Health Savings Account (HSA) contribution amounts can be changed at any time during the plan year. But, when it comes to changing your status within the year, whether it be from individual to family or vice versa, HSA owners are left a little confused.
During 2017, HSA owners can contribute the following maximum amounts to their accounts:
- Individual – $3,400
- Family – $6,750
These limits can change though, when a person’s status changes.
Under the Full-Contribution Rule (IRS Notice 2008-52), the annual HSA contribution limit can increase, but not decrease, due to a change in status. The “greater of” provision of the rule allows for higher amount options out of the following two options for an HSA-eligible individual who has a mid-year status change:
- The maximum annual contribution limit based on his or her actual HDHP coverage (individual or family) for each month of the tax year, calculated monthly, combined and then divided by 12; or
- The maximum annual contribution limit for the tax year based on his or her actual HDHP coverage (individual or family) as of December 1 of that year.
From Family to Self-Only Coverage
As an example of an individual moving from family coverage to self-only coverage – Said individual has family coverage for the 2017 plan year and plans on contributing the maximum amount of $6,750 to their HSA account. But half way through the year, they switch to self-only coverage which has a $3,400 maximum annual contribution limit.
Under the Full-Contribution Rule, their new contribution limit for 2017 comes out to $5,075 per Option #1 above.

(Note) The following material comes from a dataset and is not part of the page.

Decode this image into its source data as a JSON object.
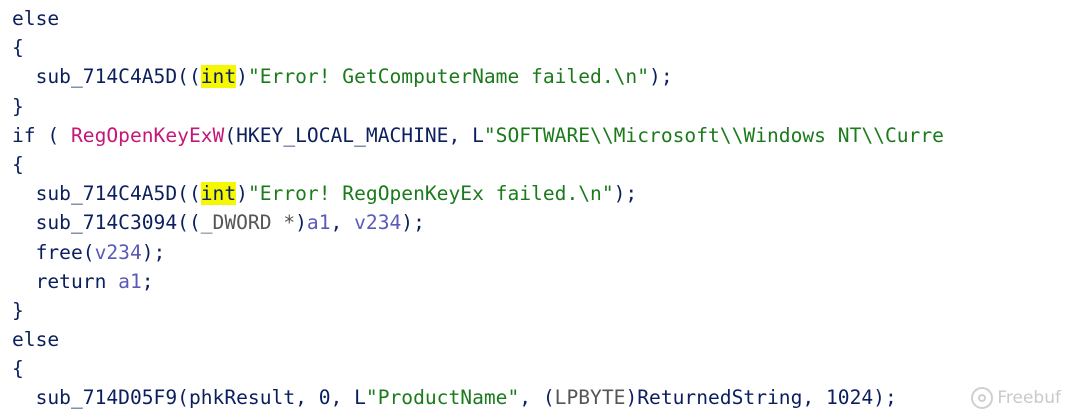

For the first half of the year they could contribute $6,750 (annually), but for the second half of the year they could contribute $3,400 (annually). So out of the two options listed above, Option #1 is the “greater of” with a new rate of $5,075 (determined from the average of the 6-month periods) compared to Option #2 where the new rate would be just $3,400.
Here’s the breakdown for Option #1:
|Month||2017 Annual Contribution Limit
Based on Coverage Level
|Total for all months||$60,900|
| Annual Limitation
(divide the total by 12)
From Self-Only to Family Coverage
This one is easier to calculate since the family coverage offers a larger contribution amount. Option #1 from above would still allow the individual to contribute $5,075 if they switched coverage half way through the year. But Option #2 automatically allows the individual to contribute the maximum family coverage amount of $6,750 which would supersede under the “greater of” provision.
It’s best to become familiar with the mid-year change rules and calculations in case any of your employees are looking to do so.
For more information contact email@example.com. The information contained in this post, and any attachments, is not intended and should not be misconstrued as legal advice. You should contact your employment, benefits or ERISA attorney for legal direction.Benefits, Crawford Advisors Blog, employee benefits, Family Coverage, Full-Contribution Rule, HDHP, HSA, hsa contributions, HSA Eligible, Max HSA Contribution Limits, Mid-Year HSA Status Change, Mid-Year Status Change, Self-Only Coverage